**Task goal:** All of the data must be retyped exactly, with nothing left out.

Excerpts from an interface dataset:
--------------------

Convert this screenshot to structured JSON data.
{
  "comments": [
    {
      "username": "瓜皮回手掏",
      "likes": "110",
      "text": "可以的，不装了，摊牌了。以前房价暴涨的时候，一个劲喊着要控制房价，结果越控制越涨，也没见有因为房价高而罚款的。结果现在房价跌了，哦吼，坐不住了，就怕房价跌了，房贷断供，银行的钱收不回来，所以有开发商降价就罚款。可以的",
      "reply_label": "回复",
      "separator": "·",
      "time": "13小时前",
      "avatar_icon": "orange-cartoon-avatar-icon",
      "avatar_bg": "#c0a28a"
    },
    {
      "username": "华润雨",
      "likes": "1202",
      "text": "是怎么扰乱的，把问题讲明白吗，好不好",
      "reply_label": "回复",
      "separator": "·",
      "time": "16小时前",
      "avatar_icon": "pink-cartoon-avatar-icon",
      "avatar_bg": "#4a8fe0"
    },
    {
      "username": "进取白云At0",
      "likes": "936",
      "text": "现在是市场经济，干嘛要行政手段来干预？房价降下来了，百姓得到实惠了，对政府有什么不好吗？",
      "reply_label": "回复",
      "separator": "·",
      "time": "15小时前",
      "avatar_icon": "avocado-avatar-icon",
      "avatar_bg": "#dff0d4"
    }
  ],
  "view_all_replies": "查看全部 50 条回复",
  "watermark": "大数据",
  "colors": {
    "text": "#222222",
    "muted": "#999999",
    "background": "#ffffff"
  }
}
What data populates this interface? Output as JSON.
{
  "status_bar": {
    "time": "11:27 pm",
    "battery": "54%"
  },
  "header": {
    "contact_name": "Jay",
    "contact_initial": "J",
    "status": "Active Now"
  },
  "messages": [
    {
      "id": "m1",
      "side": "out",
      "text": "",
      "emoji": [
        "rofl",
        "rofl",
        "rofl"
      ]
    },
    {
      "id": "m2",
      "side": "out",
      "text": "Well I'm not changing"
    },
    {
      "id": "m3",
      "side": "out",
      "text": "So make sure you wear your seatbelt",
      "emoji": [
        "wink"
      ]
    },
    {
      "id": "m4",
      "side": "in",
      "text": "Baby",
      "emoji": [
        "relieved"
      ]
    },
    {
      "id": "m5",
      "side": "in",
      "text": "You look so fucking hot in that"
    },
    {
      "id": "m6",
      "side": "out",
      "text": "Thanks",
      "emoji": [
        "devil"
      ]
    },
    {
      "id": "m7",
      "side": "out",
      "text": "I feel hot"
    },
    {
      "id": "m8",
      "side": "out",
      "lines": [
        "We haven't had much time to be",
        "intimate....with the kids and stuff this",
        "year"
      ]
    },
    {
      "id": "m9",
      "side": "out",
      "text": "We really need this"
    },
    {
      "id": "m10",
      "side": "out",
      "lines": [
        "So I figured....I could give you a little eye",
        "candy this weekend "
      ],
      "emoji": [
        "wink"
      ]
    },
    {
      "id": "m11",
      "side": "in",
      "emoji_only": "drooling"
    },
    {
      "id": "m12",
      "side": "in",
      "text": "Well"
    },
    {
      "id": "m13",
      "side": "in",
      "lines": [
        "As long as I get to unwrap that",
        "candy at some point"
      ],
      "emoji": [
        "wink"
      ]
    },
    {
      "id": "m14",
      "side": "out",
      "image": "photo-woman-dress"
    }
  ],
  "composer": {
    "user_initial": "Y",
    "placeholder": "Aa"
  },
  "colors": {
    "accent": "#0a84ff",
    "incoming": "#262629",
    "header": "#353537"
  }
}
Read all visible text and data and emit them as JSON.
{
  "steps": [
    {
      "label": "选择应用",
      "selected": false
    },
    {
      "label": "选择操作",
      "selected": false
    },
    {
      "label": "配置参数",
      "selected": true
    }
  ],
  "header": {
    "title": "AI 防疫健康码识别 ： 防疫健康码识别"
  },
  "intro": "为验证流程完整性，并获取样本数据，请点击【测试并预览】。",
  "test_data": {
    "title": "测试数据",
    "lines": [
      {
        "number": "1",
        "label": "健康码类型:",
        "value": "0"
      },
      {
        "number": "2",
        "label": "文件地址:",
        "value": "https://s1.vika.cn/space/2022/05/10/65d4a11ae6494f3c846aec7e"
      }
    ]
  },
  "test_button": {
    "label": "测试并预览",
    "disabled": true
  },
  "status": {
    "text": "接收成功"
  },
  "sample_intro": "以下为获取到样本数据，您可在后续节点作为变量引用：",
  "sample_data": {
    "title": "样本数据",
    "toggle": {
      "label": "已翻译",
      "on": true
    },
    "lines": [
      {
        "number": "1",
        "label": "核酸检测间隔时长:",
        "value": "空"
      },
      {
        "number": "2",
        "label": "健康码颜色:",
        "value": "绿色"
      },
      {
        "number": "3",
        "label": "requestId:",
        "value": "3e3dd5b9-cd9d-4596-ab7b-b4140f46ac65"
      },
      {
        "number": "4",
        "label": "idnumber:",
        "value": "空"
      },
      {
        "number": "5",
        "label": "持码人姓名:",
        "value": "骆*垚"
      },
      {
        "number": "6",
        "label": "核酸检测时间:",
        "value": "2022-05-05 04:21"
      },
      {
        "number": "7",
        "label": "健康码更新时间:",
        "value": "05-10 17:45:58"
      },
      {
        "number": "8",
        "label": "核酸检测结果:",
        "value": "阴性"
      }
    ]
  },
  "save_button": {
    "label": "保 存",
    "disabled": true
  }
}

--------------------

**Your solution:**
Convert this screenshot to structured JSON data.
{
  "comments": [
    {
      "username": "瓜皮回手掏",
      "likes": "110",
      "text": "可以的，不装了，摊牌了。以前房价暴涨的时候，一个劲喊着要控制房价，结果越控制越涨，也没见有因为房价高而罚款的。结果现在房价跌了，哦吼，坐不住了，就怕房价跌了，房贷断供，银行的钱收不回来，所以有开发商降价就罚款。可以的",
      "reply_label": "回复",
      "separator": "·",
      "time": "13小时前",
      "avatar_icon": "orange-cartoon-avatar-icon",
      "avatar_bg": "#c0a28a"
    },
    {
      "username": "华润雨",
      "likes": "1202",
      "text": "是怎么扰乱的，把问题讲明白吗，好不好",
      "reply_label": "回复",
      "separator": "·",
      "time": "16小时前",
      "avatar_icon": "pink-cartoon-avatar-icon",
      "avatar_bg": "#4a8fe0"
    },
    {
      "username": "进取白云At0",
      "likes": "936",
      "text": "现在是市场经济，干嘛要行政手段来干预？房价降下来了，百姓得到实惠了，对政府有什么不好吗？",
      "reply_label": "回复",
      "separator": "·",
      "time": "15小时前",
      "avatar_icon": "avocado-avatar-icon",
      "avatar_bg": "#dff0d4"
    }
  ],
  "view_all_replies": "查看全部 50 条回复",
  "watermark": "大数据",
  "colors": {
    "text": "#222222",
    "muted": "#999999",
    "background": "#ffffff"
  }
}
What data populates this interface? Output as JSON.
{
  "status_bar": {
    "time": "11:27 pm",
    "battery": "54%"
  },
  "header": {
    "contact_name": "Jay",
    "contact_initial": "J",
    "status": "Active Now"
  },
  "messages": [
    {
      "id": "m1",
      "side": "out",
      "text": "",
      "emoji": [
        "rofl",
        "rofl",
        "rofl"
      ]
    },
    {
      "id": "m2",
      "side": "out",
      "text": "Well I'm not changing"
    },
    {
      "id": "m3",
      "side": "out",
      "text": "So make sure you wear your seatbelt",
      "emoji": [
        "wink"
      ]
    },
    {
      "id": "m4",
      "side": "in",
      "text": "Baby",
      "emoji": [
        "relieved"
      ]
    },
    {
      "id": "m5",
      "side": "in",
      "text": "You look so fucking hot in that"
    },
    {
      "id": "m6",
      "side": "out",
      "text": "Thanks",
      "emoji": [
        "devil"
      ]
    },
    {
      "id": "m7",
      "side": "out",
      "text": "I feel hot"
    },
    {
      "id": "m8",
      "side": "out",
      "lines": [
        "We haven't had much time to be",
        "intimate....with the kids and stuff this",
        "year"
      ]
    },
    {
      "id": "m9",
      "side": "out",
      "text": "We really need this"
    },
    {
      "id": "m10",
      "side": "out",
      "lines": [
        "So I figured....I could give you a little eye",
        "candy this weekend "
      ],
      "emoji": [
        "wink"
      ]
    },
    {
      "id": "m11",
      "side": "in",
      "emoji_only": "drooling"
    },
    {
      "id": "m12",
      "side": "in",
      "text": "Well"
    },
    {
      "id": "m13",
      "side": "in",
      "lines": [
        "As long as I get to unwrap that",
        "candy at some point"
      ],
      "emoji": [
        "wink"
      ]
    },
    {
      "id": "m14",
      "side": "out",
      "image": "photo-woman-dress"
    }
  ],
  "composer": {
    "user_initial": "Y",
    "placeholder": "Aa"
  },
  "colors": {
    "accent": "#0a84ff",
    "incoming": "#262629",
    "header": "#353537"
  }
}
Read all visible text and data and emit them as JSON.
{
  "steps": [
    {
      "label": "选择应用",
      "selected": false
    },
    {
      "label": "选择操作",
      "selected": false
    },
    {
      "label": "配置参数",
      "selected": true
    }
  ],
  "header": {
    "title": "AI 防疫健康码识别 ： 防疫健康码识别"
  },
  "intro": "为验证流程完整性，并获取样本数据，请点击【测试并预览】。",
  "test_data": {
    "title": "测试数据",
    "lines": [
      {
        "number": "1",
        "label": "健康码类型:",
        "value": "0"
      },
      {
        "number": "2",
        "label": "文件地址:",
        "value": "https://s1.vika.cn/space/2022/05/10/65d4a11ae6494f3c846aec7e"
      }
    ]
  },
  "test_button": {
    "label": "测试并预览",
    "disabled": true
  },
  "status": {
    "text": "接收成功"
  },
  "sample_intro": "以下为获取到样本数据，您可在后续节点作为变量引用：",
  "sample_data": {
    "title": "样本数据",
    "toggle": {
      "label": "已翻译",
      "on": true
    },
    "lines": [
      {
        "number": "1",
        "label": "核酸检测间隔时长:",
        "value": "空"
      },
      {
        "number": "2",
        "label": "健康码颜色:",
        "value": "绿色"
      },
      {
        "number": "3",
        "label": "requestId:",
        "value": "3e3dd5b9-cd9d-4596-ab7b-b4140f46ac65"
      },
      {
        "number": "4",
        "label": "idnumber:",
        "value": "空"
      },
      {
        "number": "5",
        "label": "持码人姓名:",
        "value": "骆*垚"
      },
      {
        "number": "6",
        "label": "核酸检测时间:",
        "value": "2022-05-05 04:21"
      },
      {
        "number": "7",
        "label": "健康码更新时间:",
        "value": "05-10 17:45:58"
      },
      {
        "number": "8",
        "label": "核酸检测结果:",
        "value": "阴性"
      }
    ]
  },
  "save_button": {
    "label": "保 存",
    "disabled": true
  }
}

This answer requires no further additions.